Table 1. Risk Factors for Perioperative Hypothermia
Patient-Related Risk Factors
Anesthesia-Related Risk Factors
Procedure-Specific Risk Factors

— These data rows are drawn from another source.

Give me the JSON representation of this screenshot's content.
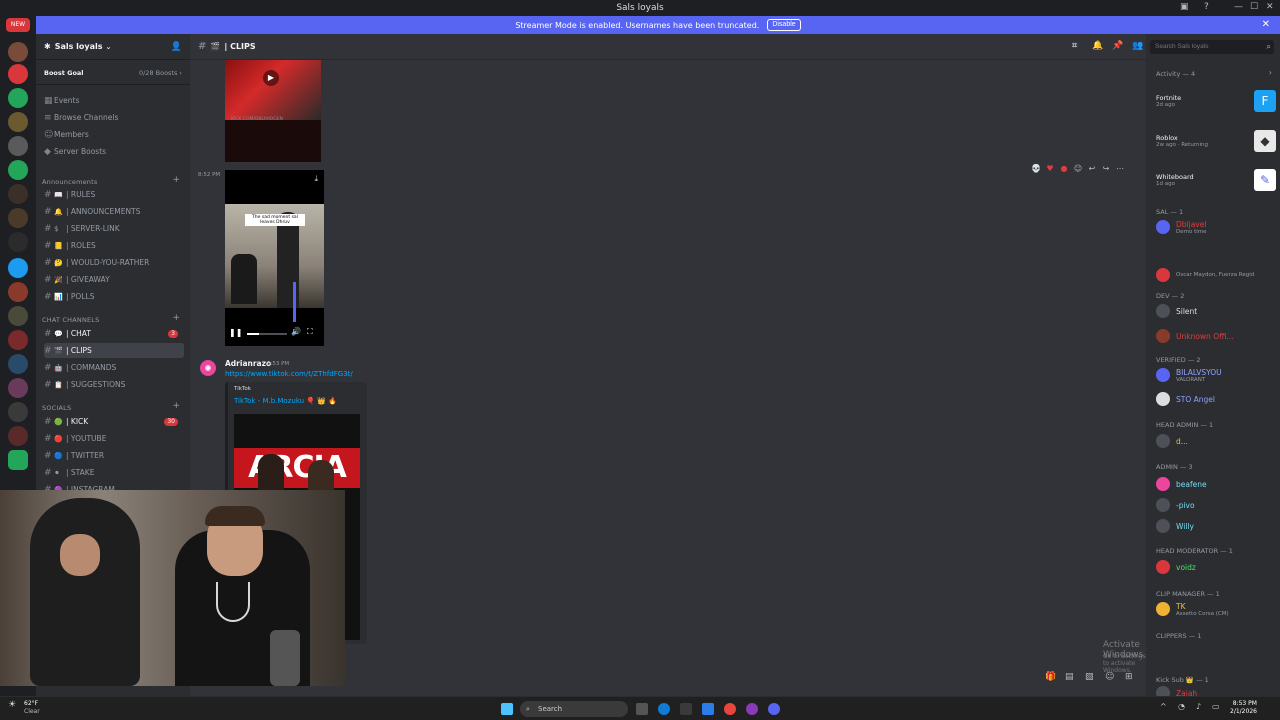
{
  "window": {
    "title": "Sals loyals",
    "new_badge": "NEW"
  },
  "banner": {
    "text": "Streamer Mode is enabled. Usernames have been truncated.",
    "button": "Disable"
  },
  "server": {
    "name": "Sals loyals",
    "boost_label": "Boost Goal",
    "boost_count": "0/28 Boosts"
  },
  "nav": [
    "Events",
    "Browse Channels",
    "Members",
    "Server Boosts"
  ],
  "categories": {
    "announcements": "Announcements",
    "chat": "CHAT CHANNELS",
    "socials": "SOCIALS"
  },
  "channels_announcements": [
    {
      "name": "| RULES",
      "emoji": "📖"
    },
    {
      "name": "| ANNOUNCEMENTS",
      "emoji": "🔔"
    },
    {
      "name": "| SERVER-LINK",
      "emoji": "$"
    },
    {
      "name": "| ROLES",
      "emoji": "📒"
    },
    {
      "name": "| WOULD-YOU-RATHER",
      "emoji": "🤔"
    },
    {
      "name": "| GIVEAWAY",
      "emoji": "🎉"
    },
    {
      "name": "| POLLS",
      "emoji": "📊"
    }
  ],
  "channels_chat": [
    {
      "name": "| CHAT",
      "emoji": "💬",
      "badge": "3"
    },
    {
      "name": "| CLIPS",
      "emoji": "🎬"
    },
    {
      "name": "| COMMANDS",
      "emoji": "🤖"
    },
    {
      "name": "| SUGGESTIONS",
      "emoji": "📋"
    }
  ],
  "channels_socials": [
    {
      "name": "| KICK",
      "emoji": "🟢",
      "badge": "30"
    },
    {
      "name": "| YOUTUBE",
      "emoji": "🔴"
    },
    {
      "name": "| TWITTER",
      "emoji": "🔵"
    },
    {
      "name": "| STAKE",
      "emoji": "⚫"
    },
    {
      "name": "| INSTAGRAM",
      "emoji": "🟣"
    }
  ],
  "header": {
    "channel": "| CLIPS",
    "search_placeholder": "Search Sals loyals"
  },
  "messages": {
    "time1": "8:52 PM",
    "video_caption": "The sad moment sal leaves Dhruv",
    "thumb_watermark": "KICK.COM/DBLIVIOGEN",
    "author2": "Adrianrazo",
    "time2": "8:53 PM",
    "link": "https://www.tiktok.com/t/ZThfdFG3t/",
    "embed_provider": "TikTok",
    "embed_title": "TikTok - M.b.Mozuku 🎈 👑 🔥",
    "embed_image_text": "ARCIA"
  },
  "activity": {
    "label": "Activity — 4",
    "items": [
      {
        "name": "Fortnite",
        "meta": "2d ago"
      },
      {
        "name": "Roblox",
        "meta": "2w ago · Returning"
      },
      {
        "name": "Whiteboard",
        "meta": "1d ago"
      }
    ]
  },
  "member_groups": [
    {
      "label": "SAL — 1"
    },
    {
      "label": "DEV — 2"
    },
    {
      "label": "VERIFIED — 2"
    },
    {
      "label": "HEAD ADMIN — 1"
    },
    {
      "label": "ADMIN — 3"
    },
    {
      "label": "HEAD MODERATOR — 1"
    },
    {
      "label": "CLIP MANAGER — 1"
    },
    {
      "label": "CLIPPERS — 1"
    },
    {
      "label": "Kick Sub 👑 — 1"
    }
  ],
  "members": [
    {
      "name": "Dbljavel",
      "status": "Demo time",
      "color": "#e23d3d"
    },
    {
      "name": "",
      "status": "Oscar Maydon, Fuerza Regid",
      "color": "#5865f2"
    },
    {
      "name": "Silent",
      "status": "",
      "color": "#dbdee1"
    },
    {
      "name": "Unknown Offi...",
      "status": "",
      "color": "#e23d3d"
    },
    {
      "name": "BILALVSYOU",
      "status": "VALORANT",
      "color": "#8fa1ff"
    },
    {
      "name": "STO Angel",
      "status": "",
      "color": "#8fa1ff"
    },
    {
      "name": "d...",
      "status": "",
      "color": "#e8c03b"
    },
    {
      "name": "beafene",
      "status": "",
      "color": "#7adcf2"
    },
    {
      "name": "-pivo",
      "status": "",
      "color": "#7adcf2"
    },
    {
      "name": "Willy",
      "status": "",
      "color": "#7adcf2"
    },
    {
      "name": "voidz",
      "status": "",
      "color": "#4ee26a"
    },
    {
      "name": "TK",
      "status": "Assetto Corsa (CM)",
      "color": "#e8c03b"
    },
    {
      "name": "Zaiah",
      "status": "",
      "color": "#e23d3d"
    }
  ],
  "watermark": {
    "line1": "Activate Windows",
    "line2": "Go to Settings to activate Windows."
  },
  "taskbar": {
    "weather_temp": "62°F",
    "weather_desc": "Clear",
    "search": "Search",
    "time": "8:53 PM",
    "date": "2/1/2026"
  }
}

To identify patient-related risk factors, researchers from the University of Louisville conducted a study including 2138 operative patients who became hypothermic after admission, of whom 27% underwent orthopedic and spine procedures.9 The patient-related risk factors identified were a high severity of illness on admission (odds ratio, 2.81; 95% CI, 2.28-3.47), presence of a neurological disorder such as Alzheimer’s disease (odds ratio, 1.71; 95% CI,1.06-2.78), male sex (odds ratio, 1.65; 95% CI, 1.36-2.01), age >65 years (odds ratio, 1.61; 95% CI, 1.33-1.96), recent weight loss (odds ratio, 1.60; 95% CI, 1.04-2.48), anemia (odds ratio, 1.49; 95% CI, 1.12-1.98), and chronic renal failure (odds ratio, 1.43; 95% CI, 1.07-1.92). Interestingly, diabetes mellitus without end-stage organ failure was not found to be a significant risk factor (odds ratio, 0.58; 95% CI, 0.44-0.75). It is also important to note that some of these risk factors identified to contribute to perioperative hypothermia are dependent on each other and others are independent of each other. For example, chronic renal failure and anemia are dependent risk factors. In contrast, age >65 years and low body mass index as risk factors of perioperative hypothermia are independent of each other.
Continue to: The second subgroup of risk factors...